Published: June 4th 2011June 4th 2011
To be fair to Phnom Penh, it really did have a tough act to follow after my ecstatic time in Siem Reap. However, I can't help but feel that the capital of Cambodia has lost the exotic feel that the Lonely Planet guide talks about.
After the emotionally draining day of visiting the killing fields and the site of the S-21 prison, I decided to do what I was hoping would be an upbeat tourist thing today and head to the Tamao Wildlife Sanctuary which is a good hour to hour and a half drive from Phnom Penh.
There are no buses that go here and the hotel I'm staying at isn't really that helpful with tourist stuff, so I booked a taxi through the tuk-tuk driver from yesterday for the trip. The Lonely Planet guide says you can get a moto ride out here but after the conditions of the road I saw on the bus into Phnom Penh I decided taxi, which cost me USD$45 return, was a better option.
I'm glad I did the taxi, even though it is expensive. The road at first isn't too bad and is the same road you go on to get to the killing fields, but about two thirds of the way to Tamao you hit a very rough patch which is being worked on. A little further down you turn onto a dirt road that takes you up to the 'wildlife sanctuary' which is lined by elderly beggars, mostly women, which is a hard sight to drive past. There were around 30 of them when I drove past and you see them on the way in and out of Tamao.
The 'Wildlife Sanctuary' is really more of a zoo. It's built on a fairly sprawling area of the mountain but the animals are kept mostly in rather small cages. Many of the cages were empty when I visited, giving it a half full feel. For some reason they also have seperated the gibbons into pairs in a number of dfferent cages. There was one who was tame enough to put his legs through the cage and let you shake his paw.
The sun bear was what I really wanted to see and I was a little saddened by the first one I saw. It kept padding around the same little area backwards and forward and looked a bit distressed. Another in the same enclosure didn't seem to be much happier. There was one across the other side of the road that loops through the zoo in a bigger, greener enclosure that seemed a little happier and sat up when I went to take a photo of it.
All the photos of the day have the rusted metal fences across the front of them.
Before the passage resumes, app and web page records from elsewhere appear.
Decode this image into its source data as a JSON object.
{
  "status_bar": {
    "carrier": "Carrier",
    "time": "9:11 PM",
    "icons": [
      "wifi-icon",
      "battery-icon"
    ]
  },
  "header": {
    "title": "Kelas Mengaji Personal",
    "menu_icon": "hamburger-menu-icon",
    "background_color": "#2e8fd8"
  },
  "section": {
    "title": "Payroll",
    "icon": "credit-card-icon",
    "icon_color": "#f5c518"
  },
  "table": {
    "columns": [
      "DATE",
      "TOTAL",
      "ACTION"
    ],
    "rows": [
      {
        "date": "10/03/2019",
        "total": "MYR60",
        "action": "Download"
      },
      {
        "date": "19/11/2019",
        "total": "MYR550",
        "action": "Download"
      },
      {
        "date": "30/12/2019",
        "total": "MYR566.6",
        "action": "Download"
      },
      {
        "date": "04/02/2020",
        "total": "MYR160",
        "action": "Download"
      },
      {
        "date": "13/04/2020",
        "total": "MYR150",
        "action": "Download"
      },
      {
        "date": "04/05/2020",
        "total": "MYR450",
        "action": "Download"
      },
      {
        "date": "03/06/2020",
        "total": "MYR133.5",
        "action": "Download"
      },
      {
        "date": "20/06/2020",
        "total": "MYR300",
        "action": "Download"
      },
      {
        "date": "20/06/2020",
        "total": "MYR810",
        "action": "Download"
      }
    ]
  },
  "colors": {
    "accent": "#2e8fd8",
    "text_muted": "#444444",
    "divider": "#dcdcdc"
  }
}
I know I can photoshop them out but I may just leave them in to remind me of the conditions these animals are kept in.
I know Cambodia is a poor country and has had a very hard time in both recent and distant history, and I don't know why I was surprised that a country that appears to be struggling to keep their roads in operating order has a wildlife sanctuary that people in Australia would think as being inhumane in some ways. I know that some private investment went into Tamao so I was kind of hoping that this would be a place where they could rehabilitate animals saved from poachers or the tourist trade. I'm sure that these conditions are a little better than where they were saved from but it did leave me a bit saddened that the animals are in small metal cages with concrete or rock floors a lot of the time and very little stimulation.
The driver wanted to show me Tonle Bati on he way back to Phnom Penh but I decided against it. Especially after seeing the beggars a second time and the memory of the aggitated sun bears, I was not feeling up to walking around another tourist site. Instead I came back to my hotel, ate lunch and will spend the afternoon watching the Australian Rules Football on the television.
Tomorrow I'm organising my bus to Kratie (usually this can be done through the guest house but my hotel for some reason cannot book this bus for me) and probably visit central market for lunch. After Siem Reap, Phnom Penh so far has failed to impress, here's hoping my last couple of days in the Cambodian capital improve.